  2. Historical Dictionary of Kierkegaard's Philosophy, Julia Watkin, Scarecrow Press, 2001 p. 157
  3. 1 2 Chisholm 1911.
  4. 1 2 Information Quarterly, Volume 1 R.R. Bowker, 1915 January 1916 p. 10
  5. "Nobel Prizes". Information Annual. R.R. Bowker Co: 426. 1916.
  6. "All Nobel Prizes".
  7. Archived 2012-07-14 at
  8. Kierkegaard The Cripple, by Theodor Haecker, Introduction p. v-xi
  9. see Philosophical Fragments, A Project of Thought
  10. Kierkegaard, Josiah Thompson p. 133-134
  11. Kierkegaard, Josiah Thompson p. 220-221
  12. Kierkegaard, Josiah Thompson p. 231-232
  13. Kierkegaard, Josiah Thompson p. 235-238, Soren Kierkegaard, Johannes Hohlenberg p. 266ff

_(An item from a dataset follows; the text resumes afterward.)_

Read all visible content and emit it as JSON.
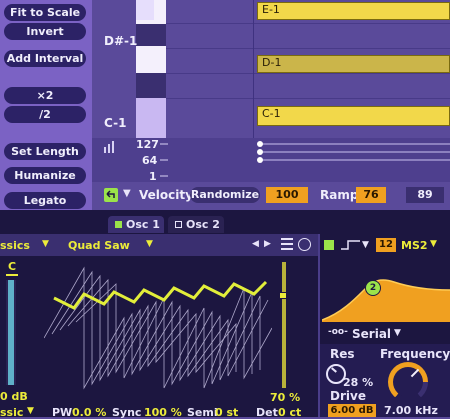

  14. Kierkegaard, Josiah Thompson p. 127
  15. Point of View, Lowrie, p. 50